What to think about
Taking corticosteroids by mouth and being physically inactive put people with lupus at great risk of bone thinning (osteoporosis). Getting an adequate supply of calcium and vitamin D may slow the bone thinning process. Your doctor may also prescribe bisphosphonates, a type of medicine that is also used for the prevention and treatment of osteoporosis. To learn more, see the topic Osteoporosis.
Lupus treatment is complicated by several things. The course and pattern of lupus symptoms vary widely. Flares and remissions can occur at any time, making it hard to tell how you are responding to treatment or which treatments are most helpful.
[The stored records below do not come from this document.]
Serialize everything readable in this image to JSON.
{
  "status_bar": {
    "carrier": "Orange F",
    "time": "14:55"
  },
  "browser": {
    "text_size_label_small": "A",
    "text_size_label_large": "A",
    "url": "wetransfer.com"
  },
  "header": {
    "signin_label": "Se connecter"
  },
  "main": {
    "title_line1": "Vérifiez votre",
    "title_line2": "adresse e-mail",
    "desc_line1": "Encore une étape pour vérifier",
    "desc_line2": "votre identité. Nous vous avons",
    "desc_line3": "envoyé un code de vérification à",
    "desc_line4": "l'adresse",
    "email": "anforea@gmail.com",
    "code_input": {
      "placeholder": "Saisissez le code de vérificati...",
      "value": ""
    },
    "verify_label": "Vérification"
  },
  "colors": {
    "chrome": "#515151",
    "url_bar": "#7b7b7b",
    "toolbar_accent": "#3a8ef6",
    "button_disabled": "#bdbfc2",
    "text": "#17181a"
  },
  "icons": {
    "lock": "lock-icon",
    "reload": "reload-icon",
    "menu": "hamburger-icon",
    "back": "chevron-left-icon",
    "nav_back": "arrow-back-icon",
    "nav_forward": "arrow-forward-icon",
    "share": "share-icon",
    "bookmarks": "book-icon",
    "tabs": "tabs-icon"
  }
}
Some treatment side effects can be as troubling as the symptoms of lupus.
It may not be possible to completely eliminate all of your symptoms for long periods of time, especially without the side effects from medicines. Work closely with your doctor to reach a balance between reasonably controlling your symptoms, preventing damage to your organs, and minimizing side effects of long-term drug treatment. For example, you may take a dose of medicine that will control lupus enough to prevent organ damage, but you may still have symptoms such as mild skin rash, muscle aches, and joint pain.
Using higher doses of medicines for a long time increases the risk of serious side effects. Your doctor will prescribe a dose that controls only the most serious, life-threatening symptoms and balances the risks of the medicines with the benefits of controlling your symptoms.